March is colorectal cancer awareness month

Colorectal cancer is the fourth leading cause of cancer-related deaths in the United States.

The American Cancer Society reports the rate of colorectal cancer diagnosis has dropped in people older than 50 by about 1 percent each year since the mid-1980s, a phenomenon attributed to an increase in screenings and lifestyle changes.

Diagnoses have been increasing at about the same rate among people younger than 50 since the mid-1990s. The lifetime risk of colorectal cancer is about 1 in 23 for men and 1 in 26 for women.

As we get older, the risk of colorectal cancer increases. Other factors that can increase our risk include having inflammatory bowel disease such as Crohn's disease or ulcerative colitis as well as a family or personal history of colorectal cancer or colorectal polyps.

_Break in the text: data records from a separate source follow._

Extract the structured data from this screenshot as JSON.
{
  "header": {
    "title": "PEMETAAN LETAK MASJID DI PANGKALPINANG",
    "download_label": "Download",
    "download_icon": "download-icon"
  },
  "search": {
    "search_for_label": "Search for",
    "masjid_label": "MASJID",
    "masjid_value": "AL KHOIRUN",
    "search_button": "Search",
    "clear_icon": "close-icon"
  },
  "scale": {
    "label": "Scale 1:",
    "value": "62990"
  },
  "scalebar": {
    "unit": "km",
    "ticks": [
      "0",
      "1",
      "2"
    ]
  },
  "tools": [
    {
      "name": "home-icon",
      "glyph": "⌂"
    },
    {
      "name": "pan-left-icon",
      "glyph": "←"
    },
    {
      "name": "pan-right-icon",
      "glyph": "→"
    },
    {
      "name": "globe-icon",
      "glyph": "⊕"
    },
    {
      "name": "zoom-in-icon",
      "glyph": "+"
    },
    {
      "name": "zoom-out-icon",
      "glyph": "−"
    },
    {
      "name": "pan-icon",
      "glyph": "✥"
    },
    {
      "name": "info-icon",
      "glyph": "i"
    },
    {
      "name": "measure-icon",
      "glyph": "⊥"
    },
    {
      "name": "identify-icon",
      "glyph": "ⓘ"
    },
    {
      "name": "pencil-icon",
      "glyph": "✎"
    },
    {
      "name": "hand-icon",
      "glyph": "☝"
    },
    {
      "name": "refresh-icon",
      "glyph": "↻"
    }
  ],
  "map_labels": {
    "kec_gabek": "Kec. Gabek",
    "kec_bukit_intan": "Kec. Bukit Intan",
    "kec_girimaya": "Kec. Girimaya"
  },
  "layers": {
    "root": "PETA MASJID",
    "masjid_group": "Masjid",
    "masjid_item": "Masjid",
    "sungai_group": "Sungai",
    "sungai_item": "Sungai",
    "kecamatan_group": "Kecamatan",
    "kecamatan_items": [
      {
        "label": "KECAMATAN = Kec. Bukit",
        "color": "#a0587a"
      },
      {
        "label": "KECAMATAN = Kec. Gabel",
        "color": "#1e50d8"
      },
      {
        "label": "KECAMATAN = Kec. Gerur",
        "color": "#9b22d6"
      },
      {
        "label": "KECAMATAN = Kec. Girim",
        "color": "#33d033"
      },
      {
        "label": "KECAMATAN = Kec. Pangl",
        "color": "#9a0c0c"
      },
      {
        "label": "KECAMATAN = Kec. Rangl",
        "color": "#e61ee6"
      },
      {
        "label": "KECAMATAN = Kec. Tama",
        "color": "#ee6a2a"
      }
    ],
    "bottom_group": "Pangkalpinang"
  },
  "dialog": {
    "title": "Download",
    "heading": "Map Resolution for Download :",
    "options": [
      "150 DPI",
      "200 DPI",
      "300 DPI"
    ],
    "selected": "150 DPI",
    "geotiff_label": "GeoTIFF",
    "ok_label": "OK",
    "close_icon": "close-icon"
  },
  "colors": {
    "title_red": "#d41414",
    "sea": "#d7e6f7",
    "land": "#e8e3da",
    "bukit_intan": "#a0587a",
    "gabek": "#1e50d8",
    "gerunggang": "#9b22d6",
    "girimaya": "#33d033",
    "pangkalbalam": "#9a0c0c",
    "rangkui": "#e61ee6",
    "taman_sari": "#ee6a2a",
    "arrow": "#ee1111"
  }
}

Life choices that have been linked to an increased risk of colorectal cancer include:

• a sedentary lifestyle

• not eating enough fruits and vegetables

• eating too much low-fiber/high-fat food or a diet high in processed meats

• being overweight or obese

• alcohol consumption

• tobacco use

It's important to recognize the symptoms of colorectal cancer and seek medical treatment if they are present. By the time symptoms appear, colorectal cancer is often in a more advanced stage, so quick diagnosis and treatment is important.

Watch for these warning signs:

• a change in bowel habits (e.g., diarrhea, constipation, narrowing of the stool) that lasts for more than a few days

• feeling like you need to have a bowel movement that doesn't go away after having one

• rectal bleeding with bright red blood

• blood in stool (may look dark brown or black)

• cramping, abdominal pain

• weakness, fatigue

• weight loss without trying

Colorectal cancer can be prevented or more easily treated as a result of routine screenings. In fact, screenings are the most effective way to reduce the risk of colorectal cancer.

Adults should begin routine screenings at age 45. The screening options include colonoscopy, a DNA stool test and fecal occult blood test. Doctors recommend a colonoscopy once every 10 years (those at higher risk may need more frequent colonoscopies), while the less invasive screening tests need to be

done yearly.

Besides routine screenings, other ways to reduce the risk of developing colorectal cancer include:

• Eat healthier food, including vegetables, fruit and whole grains. Eating less red meat and processed meats can also reduce the risk.

• Exercise regularly.

• Maintain a healthy weight. Eating healthier and increasing physical activity can help control your weight.

• Don't smoke. People who have been smoking for a long time are more likely than people who don't smoke to develop and die from colon or rectal cancer.

• Avoid alcohol, which has been linked to a higher risk of colorectal cancer.

To learn if you're at risk for colon cancer, take a health risk assessment at

- Ralph Hermes, M.D., is a family medicine physician with Edward-Elmhurst Medical Group.